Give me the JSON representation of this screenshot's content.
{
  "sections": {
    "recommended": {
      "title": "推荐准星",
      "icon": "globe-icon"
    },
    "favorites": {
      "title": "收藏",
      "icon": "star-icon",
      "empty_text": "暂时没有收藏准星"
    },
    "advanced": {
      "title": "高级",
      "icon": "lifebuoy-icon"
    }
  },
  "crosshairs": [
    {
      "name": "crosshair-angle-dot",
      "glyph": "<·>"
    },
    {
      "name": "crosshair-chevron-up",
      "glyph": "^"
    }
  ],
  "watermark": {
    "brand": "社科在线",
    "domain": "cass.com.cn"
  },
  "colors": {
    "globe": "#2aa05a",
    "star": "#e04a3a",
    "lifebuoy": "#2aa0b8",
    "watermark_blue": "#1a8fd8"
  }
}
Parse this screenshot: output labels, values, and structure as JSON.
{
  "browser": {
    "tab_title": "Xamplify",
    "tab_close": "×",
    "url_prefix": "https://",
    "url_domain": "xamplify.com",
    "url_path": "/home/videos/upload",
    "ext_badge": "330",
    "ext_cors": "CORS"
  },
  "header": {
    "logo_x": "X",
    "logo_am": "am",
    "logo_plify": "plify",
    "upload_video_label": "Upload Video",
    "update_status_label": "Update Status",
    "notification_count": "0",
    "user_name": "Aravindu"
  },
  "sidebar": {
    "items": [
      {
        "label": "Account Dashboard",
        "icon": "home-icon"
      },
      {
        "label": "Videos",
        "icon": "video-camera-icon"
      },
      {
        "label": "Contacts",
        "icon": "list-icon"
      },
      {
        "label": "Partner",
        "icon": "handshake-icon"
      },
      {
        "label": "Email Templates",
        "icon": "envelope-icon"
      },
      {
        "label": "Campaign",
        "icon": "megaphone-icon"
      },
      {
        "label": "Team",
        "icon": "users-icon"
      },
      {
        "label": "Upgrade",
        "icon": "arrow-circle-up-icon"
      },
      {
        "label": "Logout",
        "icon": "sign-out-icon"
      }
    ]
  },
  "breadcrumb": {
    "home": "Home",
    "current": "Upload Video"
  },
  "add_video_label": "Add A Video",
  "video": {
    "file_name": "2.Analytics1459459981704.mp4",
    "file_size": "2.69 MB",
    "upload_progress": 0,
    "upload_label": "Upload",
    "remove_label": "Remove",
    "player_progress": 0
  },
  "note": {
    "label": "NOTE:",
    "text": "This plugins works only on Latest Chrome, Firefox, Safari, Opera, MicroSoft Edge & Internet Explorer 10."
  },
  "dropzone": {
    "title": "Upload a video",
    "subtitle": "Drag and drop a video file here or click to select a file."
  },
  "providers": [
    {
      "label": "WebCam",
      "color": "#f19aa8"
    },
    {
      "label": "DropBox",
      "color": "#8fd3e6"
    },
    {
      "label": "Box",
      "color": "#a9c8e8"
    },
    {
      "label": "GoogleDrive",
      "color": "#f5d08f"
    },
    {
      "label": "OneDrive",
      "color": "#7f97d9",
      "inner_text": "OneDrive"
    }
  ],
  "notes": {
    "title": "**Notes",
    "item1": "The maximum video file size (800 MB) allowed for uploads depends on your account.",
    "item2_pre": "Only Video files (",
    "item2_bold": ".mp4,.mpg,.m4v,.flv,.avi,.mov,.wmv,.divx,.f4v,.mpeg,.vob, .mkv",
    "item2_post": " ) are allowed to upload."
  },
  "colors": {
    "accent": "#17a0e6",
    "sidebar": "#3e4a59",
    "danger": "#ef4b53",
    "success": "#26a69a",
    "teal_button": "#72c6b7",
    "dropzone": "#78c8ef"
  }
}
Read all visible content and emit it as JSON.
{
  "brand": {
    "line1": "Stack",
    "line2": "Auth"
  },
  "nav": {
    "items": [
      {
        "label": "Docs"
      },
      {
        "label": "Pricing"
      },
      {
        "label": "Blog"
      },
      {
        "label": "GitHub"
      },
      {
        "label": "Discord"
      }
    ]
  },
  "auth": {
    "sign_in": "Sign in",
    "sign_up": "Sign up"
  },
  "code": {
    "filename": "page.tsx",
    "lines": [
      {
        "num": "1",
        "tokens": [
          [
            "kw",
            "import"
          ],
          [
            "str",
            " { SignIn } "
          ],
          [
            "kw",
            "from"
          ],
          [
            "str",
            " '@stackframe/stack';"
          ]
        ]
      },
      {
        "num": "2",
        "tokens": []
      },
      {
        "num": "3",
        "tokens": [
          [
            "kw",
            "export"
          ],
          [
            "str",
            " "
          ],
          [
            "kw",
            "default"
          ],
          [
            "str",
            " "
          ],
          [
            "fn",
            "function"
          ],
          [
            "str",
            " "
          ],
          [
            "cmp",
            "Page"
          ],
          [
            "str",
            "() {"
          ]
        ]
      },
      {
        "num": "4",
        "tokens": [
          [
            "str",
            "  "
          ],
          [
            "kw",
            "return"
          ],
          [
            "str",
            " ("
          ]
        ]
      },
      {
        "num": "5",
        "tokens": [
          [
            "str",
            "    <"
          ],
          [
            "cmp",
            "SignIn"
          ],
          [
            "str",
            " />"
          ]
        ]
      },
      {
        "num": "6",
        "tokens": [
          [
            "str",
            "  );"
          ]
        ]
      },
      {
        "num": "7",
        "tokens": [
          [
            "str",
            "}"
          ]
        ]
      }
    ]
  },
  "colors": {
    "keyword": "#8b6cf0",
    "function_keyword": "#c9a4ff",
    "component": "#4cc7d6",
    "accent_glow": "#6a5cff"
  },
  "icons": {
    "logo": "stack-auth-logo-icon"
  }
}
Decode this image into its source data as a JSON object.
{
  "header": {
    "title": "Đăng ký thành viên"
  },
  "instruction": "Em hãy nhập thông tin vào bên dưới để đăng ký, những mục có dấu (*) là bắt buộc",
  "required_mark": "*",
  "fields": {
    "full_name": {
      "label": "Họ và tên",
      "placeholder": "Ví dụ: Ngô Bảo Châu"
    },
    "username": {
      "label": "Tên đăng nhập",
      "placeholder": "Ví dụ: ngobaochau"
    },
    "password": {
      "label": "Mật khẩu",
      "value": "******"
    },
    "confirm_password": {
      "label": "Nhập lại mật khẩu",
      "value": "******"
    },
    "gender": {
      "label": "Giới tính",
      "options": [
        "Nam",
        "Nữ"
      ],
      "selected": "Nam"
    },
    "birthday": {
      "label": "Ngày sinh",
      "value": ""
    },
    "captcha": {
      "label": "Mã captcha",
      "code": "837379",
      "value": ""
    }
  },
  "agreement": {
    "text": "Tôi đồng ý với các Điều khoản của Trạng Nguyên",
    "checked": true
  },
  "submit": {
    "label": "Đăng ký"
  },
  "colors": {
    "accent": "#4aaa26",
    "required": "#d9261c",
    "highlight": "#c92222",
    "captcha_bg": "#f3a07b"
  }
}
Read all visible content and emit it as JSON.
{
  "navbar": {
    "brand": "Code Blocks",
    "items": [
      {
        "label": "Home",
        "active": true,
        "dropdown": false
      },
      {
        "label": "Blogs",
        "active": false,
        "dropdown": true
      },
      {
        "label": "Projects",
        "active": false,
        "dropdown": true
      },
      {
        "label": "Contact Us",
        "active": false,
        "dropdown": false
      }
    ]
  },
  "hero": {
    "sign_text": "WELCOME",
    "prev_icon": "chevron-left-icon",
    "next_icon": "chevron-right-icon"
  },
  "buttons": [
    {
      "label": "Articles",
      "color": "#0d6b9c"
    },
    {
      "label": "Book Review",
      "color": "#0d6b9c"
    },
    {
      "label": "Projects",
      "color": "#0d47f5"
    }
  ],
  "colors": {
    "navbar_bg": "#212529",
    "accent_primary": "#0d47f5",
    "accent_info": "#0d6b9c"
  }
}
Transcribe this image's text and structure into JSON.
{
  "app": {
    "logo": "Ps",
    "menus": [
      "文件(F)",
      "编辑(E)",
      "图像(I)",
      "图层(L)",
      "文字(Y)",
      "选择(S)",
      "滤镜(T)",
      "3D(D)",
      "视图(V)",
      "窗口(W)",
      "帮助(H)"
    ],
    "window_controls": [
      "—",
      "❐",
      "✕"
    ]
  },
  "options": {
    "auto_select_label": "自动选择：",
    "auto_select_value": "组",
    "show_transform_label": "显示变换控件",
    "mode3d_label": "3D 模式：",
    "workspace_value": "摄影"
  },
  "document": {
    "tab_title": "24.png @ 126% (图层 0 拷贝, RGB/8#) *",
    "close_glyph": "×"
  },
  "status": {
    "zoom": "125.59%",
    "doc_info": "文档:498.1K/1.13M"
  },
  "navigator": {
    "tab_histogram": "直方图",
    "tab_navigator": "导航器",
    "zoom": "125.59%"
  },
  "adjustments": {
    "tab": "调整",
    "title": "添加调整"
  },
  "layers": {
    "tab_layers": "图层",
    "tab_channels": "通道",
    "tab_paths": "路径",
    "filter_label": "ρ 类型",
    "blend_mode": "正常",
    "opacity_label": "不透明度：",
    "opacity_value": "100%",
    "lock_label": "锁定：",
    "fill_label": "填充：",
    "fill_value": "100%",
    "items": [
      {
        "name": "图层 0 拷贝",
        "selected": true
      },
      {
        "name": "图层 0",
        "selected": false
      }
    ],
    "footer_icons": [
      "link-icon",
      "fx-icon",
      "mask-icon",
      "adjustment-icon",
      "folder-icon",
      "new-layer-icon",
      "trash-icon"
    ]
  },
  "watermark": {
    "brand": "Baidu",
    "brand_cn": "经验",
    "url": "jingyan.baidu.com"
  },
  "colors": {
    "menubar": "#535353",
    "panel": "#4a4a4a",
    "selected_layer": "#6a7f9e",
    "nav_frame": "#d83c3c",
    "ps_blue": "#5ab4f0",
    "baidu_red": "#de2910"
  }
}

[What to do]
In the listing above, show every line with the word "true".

[Expected output]
    "checked": true
        "active": true,
        "dropdown": true
        "dropdown": true
        "selected": true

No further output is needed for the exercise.